Design, Kumar explains, "is a very, very important influence in who participates in this open education revolution, and in terms of the kinds of choices we enable, and in terms of the kinds of things that can happen." Just having things open is not enough, he explains, unless the design allows access.
Running out of time, Kumar offers final comments in the following categories:
- Scarcity vs. Abundance (reliance on situated learning / push teaching vs. demand pull learning)
- Sense Making (ordering the digital disorder, pedagogical shifts [individual learning=collaborative, social learning], codevelopment of knowledge with learners)
- Accountability and Accreditation (massification implications for Quality and Preparation; Distributed; Open Knowledge and Learning)
Kumar ends with this quote:
"we are seeing the early emergence of a meta-university--a transcendent, accessible, empowering, dynamic, communally constructed framework of open materials and platforms on which much of higher education worldwide can be constructed or enhanced." Charles M Vest, President Emeritus, MIT

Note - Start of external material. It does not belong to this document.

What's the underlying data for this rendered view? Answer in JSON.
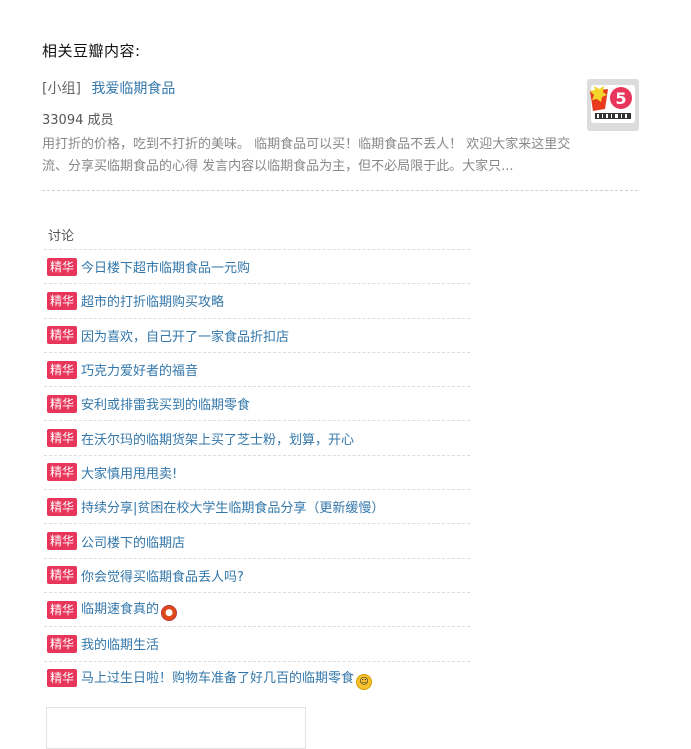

Vijay Kumar is a big name in the open education movement, especially for anyone who's done any reading or conferencing. I'm already a convert to the open education movement and therefore found his talk fascinating; but there was a mass of newbies in the audience, and this was a moment to grab and convert the fence-sitters. Even if it's true (and I'd be willing to believe it) that everybody in the audience is already a fan of open education, I wish Kumar had spent more time galvanizing us around the notion of community. As Michael Korcuska noted, attendees came from all over the world. We're meeting for the first and, for some of us, the only time--we're converging in the name of open source, open technology, and open education. Let's value, admire, and rally around the ethos, the spirit of open education, that brings us together. Kumar pointed to this in discussing the newly flexible iron triangle, but while that hits me right in my logic center, I'm also here to get hit in my passion center.
Okay, that's the mini-critique. What I'll add is that Kumar is a fascinating, smart, excellent speaker whose ability to talk about complicated, difficult issues in the economics of education is impressive. Mind-blowing, really. As noted in the Twitter conference feed,
You can follow Sakai tweets with the hashtag #Sakai09.